▶ HOW TO COMPLETE THIS TASK
All of the records below are to be copied exactly.
SUPPLIED RECORDS below:
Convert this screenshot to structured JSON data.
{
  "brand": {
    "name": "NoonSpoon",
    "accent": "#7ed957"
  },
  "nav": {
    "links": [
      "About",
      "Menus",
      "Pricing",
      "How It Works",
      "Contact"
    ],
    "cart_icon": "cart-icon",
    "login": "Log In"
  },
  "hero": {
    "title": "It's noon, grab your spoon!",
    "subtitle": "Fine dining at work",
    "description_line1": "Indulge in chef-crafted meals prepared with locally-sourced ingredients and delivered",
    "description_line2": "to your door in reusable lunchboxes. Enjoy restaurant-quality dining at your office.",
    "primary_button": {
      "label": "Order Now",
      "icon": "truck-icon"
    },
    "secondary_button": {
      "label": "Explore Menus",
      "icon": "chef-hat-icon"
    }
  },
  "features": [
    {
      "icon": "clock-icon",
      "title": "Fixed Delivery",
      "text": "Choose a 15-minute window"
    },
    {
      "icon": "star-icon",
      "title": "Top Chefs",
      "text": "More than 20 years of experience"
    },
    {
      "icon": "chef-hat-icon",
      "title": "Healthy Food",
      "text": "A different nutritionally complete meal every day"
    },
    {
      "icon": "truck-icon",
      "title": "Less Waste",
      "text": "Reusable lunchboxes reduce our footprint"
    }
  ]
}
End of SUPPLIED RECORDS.
▶ RESPONSE TO THIS TASK
Convert this screenshot to structured JSON data.
{
  "brand": {
    "name": "NoonSpoon",
    "accent": "#7ed957"
  },
  "nav": {
    "links": [
      "About",
      "Menus",
      "Pricing",
      "How It Works",
      "Contact"
    ],
    "cart_icon": "cart-icon",
    "login": "Log In"
  },
  "hero": {
    "title": "It's noon, grab your spoon!",
    "subtitle": "Fine dining at work",
    "description_line1": "Indulge in chef-crafted meals prepared with locally-sourced ingredients and delivered",
    "description_line2": "to your door in reusable lunchboxes. Enjoy restaurant-quality dining at your office.",
    "primary_button": {
      "label": "Order Now",
      "icon": "truck-icon"
    },
    "secondary_button": {
      "label": "Explore Menus",
      "icon": "chef-hat-icon"
    }
  },
  "features": [
    {
      "icon": "clock-icon",
      "title": "Fixed Delivery",
      "text": "Choose a 15-minute window"
    },
    {
      "icon": "star-icon",
      "title": "Top Chefs",
      "text": "More than 20 years of experience"
    },
    {
      "icon": "chef-hat-icon",
      "title": "Healthy Food",
      "text": "A different nutritionally complete meal every day"
    },
    {
      "icon": "truck-icon",
      "title": "Less Waste",
      "text": "Reusable lunchboxes reduce our footprint"
    }
  ]
}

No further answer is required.